On the Eve of Tradition
The one specific reality the Catholic Church bases its truth on is tradition. Without it we would find ourselves searching for an absolute guide to understand the teaching of Jesus after 2,000 years. Sacred Scripture has been the basis for everything Christians use to relate the ministry of Jesus, from his sacred birth to his Ascension.
However, many protestant denominations have picked and chosen different attitudes within the bible itself and drifted away from the deeper meaning that encompass the entire life of Christ. For instance, the reality of the Annunciation and birth of Jesus is noted deep within the annals of the Infancy narrative and sort of skim over the basic teaching that was prophesied from Isaiah and others. What is missed here is the loss of God’s plan for salvation and can create confusion in the minds of the unlearned.

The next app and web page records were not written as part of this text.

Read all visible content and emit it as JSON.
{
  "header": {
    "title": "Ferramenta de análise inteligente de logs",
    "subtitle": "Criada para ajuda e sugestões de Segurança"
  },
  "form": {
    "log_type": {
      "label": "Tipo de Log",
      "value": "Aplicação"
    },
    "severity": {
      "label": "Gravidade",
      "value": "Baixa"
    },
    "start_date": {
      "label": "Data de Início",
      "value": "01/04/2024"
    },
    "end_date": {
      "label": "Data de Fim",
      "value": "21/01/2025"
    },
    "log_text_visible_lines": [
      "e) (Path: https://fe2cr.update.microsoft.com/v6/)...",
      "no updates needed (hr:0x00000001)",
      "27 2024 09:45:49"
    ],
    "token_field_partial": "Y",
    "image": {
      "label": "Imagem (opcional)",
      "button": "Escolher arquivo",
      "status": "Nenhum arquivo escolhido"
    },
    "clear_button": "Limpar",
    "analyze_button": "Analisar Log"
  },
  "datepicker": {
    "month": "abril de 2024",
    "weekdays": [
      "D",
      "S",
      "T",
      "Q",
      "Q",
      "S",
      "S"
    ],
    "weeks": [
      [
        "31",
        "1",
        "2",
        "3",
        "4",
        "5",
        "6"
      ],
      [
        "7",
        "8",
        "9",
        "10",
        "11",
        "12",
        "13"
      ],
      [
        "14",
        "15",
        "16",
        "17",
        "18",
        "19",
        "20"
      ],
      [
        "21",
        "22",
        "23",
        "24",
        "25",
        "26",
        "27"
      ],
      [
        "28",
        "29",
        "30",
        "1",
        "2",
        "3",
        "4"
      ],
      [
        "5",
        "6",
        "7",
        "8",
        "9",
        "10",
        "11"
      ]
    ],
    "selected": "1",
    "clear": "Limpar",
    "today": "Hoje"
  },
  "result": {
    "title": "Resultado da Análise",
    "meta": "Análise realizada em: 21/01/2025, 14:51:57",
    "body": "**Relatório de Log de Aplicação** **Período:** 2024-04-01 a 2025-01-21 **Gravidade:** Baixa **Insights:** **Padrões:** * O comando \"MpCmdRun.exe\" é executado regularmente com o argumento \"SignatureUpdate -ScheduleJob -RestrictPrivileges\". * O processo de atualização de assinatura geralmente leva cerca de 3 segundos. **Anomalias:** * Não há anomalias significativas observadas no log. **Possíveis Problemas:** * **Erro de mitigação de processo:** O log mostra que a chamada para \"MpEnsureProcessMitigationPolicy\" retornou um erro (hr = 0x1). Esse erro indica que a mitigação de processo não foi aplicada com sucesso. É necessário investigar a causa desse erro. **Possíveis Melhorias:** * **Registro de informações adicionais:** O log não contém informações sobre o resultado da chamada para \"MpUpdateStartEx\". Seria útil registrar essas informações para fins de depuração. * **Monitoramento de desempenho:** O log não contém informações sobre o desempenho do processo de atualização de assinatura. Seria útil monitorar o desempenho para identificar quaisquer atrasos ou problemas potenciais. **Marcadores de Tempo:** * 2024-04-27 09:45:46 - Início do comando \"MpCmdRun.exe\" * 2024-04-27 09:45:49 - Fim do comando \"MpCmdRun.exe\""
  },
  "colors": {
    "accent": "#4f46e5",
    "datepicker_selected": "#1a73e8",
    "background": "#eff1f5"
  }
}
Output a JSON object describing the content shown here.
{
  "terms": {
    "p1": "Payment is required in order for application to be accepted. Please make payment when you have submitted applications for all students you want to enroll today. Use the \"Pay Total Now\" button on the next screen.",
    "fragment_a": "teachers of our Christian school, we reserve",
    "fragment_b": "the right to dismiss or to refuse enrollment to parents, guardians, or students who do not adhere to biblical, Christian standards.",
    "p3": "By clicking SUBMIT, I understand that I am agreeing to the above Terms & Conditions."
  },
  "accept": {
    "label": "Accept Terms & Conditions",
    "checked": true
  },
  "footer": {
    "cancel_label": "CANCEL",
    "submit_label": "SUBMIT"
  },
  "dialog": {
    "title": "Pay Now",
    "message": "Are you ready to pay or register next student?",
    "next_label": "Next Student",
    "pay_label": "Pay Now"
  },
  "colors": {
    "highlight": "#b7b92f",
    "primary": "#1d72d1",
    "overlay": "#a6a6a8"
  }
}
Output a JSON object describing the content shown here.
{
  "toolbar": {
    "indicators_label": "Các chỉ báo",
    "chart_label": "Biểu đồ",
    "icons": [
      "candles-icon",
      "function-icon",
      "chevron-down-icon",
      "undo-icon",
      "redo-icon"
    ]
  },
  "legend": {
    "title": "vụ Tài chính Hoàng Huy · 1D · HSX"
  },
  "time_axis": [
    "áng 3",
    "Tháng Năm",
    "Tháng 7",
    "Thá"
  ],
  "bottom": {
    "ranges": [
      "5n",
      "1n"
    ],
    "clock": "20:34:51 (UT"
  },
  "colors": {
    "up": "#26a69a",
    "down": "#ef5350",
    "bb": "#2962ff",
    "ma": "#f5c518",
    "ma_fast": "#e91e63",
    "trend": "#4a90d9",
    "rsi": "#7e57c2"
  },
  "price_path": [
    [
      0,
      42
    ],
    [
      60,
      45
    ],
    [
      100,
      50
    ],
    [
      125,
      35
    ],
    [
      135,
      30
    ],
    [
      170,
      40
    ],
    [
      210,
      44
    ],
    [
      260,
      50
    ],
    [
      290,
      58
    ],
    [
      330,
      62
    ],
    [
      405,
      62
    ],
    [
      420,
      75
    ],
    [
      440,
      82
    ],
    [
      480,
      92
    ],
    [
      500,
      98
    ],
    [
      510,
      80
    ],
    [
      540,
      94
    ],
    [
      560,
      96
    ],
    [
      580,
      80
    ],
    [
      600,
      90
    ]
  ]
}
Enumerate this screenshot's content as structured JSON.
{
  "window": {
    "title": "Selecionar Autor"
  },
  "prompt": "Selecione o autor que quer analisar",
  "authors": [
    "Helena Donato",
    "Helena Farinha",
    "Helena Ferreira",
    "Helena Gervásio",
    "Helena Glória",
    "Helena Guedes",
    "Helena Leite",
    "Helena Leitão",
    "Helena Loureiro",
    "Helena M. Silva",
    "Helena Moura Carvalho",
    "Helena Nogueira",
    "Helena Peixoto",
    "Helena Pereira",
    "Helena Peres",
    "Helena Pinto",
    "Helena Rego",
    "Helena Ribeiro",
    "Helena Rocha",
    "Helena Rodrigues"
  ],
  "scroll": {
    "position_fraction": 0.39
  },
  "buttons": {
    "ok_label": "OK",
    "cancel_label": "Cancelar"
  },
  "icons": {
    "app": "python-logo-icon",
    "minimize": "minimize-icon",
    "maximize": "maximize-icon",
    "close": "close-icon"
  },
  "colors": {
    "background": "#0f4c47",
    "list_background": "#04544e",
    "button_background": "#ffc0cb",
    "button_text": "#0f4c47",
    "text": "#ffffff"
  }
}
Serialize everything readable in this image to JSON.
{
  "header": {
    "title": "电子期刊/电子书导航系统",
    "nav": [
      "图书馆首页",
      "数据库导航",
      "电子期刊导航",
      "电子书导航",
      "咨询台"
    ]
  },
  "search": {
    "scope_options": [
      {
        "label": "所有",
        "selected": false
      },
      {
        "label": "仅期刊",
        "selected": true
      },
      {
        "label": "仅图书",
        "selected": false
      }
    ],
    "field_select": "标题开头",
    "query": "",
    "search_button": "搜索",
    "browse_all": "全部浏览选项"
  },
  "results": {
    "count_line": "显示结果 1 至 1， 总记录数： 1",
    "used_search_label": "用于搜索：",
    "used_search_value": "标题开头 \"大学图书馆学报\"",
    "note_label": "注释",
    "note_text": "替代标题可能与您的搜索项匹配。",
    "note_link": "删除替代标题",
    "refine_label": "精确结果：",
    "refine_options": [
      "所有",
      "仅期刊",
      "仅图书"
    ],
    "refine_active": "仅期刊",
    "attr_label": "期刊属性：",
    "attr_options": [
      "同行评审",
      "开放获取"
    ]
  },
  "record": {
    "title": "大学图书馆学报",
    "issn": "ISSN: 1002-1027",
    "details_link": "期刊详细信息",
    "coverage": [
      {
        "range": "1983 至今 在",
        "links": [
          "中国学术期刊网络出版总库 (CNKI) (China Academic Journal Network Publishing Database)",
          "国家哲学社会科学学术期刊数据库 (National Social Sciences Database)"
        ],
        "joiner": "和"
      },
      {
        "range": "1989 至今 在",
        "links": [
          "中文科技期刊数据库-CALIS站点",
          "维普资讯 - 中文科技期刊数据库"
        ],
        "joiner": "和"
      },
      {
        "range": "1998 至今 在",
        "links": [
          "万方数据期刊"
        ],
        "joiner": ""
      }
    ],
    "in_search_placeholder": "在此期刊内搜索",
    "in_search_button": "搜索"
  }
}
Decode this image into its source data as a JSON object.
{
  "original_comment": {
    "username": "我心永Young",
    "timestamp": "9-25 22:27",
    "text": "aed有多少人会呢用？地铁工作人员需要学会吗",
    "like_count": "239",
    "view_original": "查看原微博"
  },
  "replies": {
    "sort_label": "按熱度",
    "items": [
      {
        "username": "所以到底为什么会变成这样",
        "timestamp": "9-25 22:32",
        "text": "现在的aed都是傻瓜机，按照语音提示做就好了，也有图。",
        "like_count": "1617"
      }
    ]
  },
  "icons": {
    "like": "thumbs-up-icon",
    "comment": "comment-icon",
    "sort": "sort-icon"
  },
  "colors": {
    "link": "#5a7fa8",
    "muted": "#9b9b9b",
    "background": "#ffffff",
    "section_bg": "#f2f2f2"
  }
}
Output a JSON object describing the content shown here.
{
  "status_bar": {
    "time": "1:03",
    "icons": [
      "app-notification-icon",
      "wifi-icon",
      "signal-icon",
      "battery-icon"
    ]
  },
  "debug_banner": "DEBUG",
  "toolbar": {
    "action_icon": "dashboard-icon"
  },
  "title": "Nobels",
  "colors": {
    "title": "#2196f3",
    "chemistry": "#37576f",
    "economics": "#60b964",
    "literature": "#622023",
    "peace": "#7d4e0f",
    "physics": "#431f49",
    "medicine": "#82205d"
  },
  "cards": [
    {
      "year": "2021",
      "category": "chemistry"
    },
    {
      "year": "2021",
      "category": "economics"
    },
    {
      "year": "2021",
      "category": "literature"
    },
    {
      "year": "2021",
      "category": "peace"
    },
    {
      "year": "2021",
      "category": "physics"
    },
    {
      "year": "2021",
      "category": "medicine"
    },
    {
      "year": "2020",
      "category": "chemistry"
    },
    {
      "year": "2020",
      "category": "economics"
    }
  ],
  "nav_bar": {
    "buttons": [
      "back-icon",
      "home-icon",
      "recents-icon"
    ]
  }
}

When someone writes a book or short story they must have a beginning narrative, even if just a sentence, to exemplify the body of the complete narrative to follow. The Infancy narrative about the birth of Jesus does that. It also opens a look from salvation history the very reason with detail why God chose to send His Only Son through the Incarnation. These writers or ministers have chosen to place initial importance of the ministry of Jesus when he appeared to John the Baptist without any semblance of the first 30 years of his life.
It could be a way of ignoring the humanity of Christ which some abstract teachings might not accept that he was God and man. That is what the Incarnation is all about.
“Sacred Tradition and Sacred Scripture then, are bound closely together and communicate one with the other. For both of them, flowing out from the same divine well-spring, come together in some fashion to form one thing and move towards the same goal. Each of them makes present and fruitful in the Church the mystery of Christ, who promised to remain with his own always to the close of the ages.” (CCC 80).
“Sacred Scripture is the speech of God as it is put down in writing under the breath of the Holy Spirit. And Holy Tradition transmits in its entirety the Word of God which has been entrusted to the apostles by Christ the Lord and the Holy Spirit. It transmits to the successors of the apostles so that, enlightened by the Spirit of Truth, they may faithfully preserve, expound, and spread it abroad by their preaching.” (CCC 81).
“As a result the Church, to whom the transmission and interpretation of Revelation is entrusted, does not derive her certainty about all revealed truths from the holy Scriptures alone. Both Scripture and Tradition must be accepted and honored with equal sentiments of devotion and reverence.” (CCC 82).
Of course, there are many divided Christian communities who do not accept Catholic teaching, as can be seen through the Reformation begun by Luther, and the refusal to accept the Papacy, and many other dogmas of the Church. The real presence of Christ in the Eucharist, our devotion the the Blessed Virgin Mary, and approval of so many saints and martyrs that are our heroes in their deaths to Jesus Christ.
Watch some protestant ministers who usually will by-pass specific instances of the Catholic faith. Rarely will they go much further than the birth of Jesus without mentioning Mary’s annunciation, the visitation, the presentation to the finding of Jesus in the temple conversing with the learned teachers. They might mention the multiplication of the loaves and fishes from John but fail to show it is the precursor to our Eucharist. Since they do not believe our adherence to the Real Presence of Christ in the Eucharist the connection to John chapter 6 means little to them.
When asked by protestants why we as Catholics are so strict in our beliefs, explaining to them the Traditions are just as valid as Sacred Scripture, the dialogue will end and there is no more discussion. They are too embedded in their beliefs and will not accept Catholicism and its traditions.
Ralph B. Hathaway, Traditions of the Catholic Church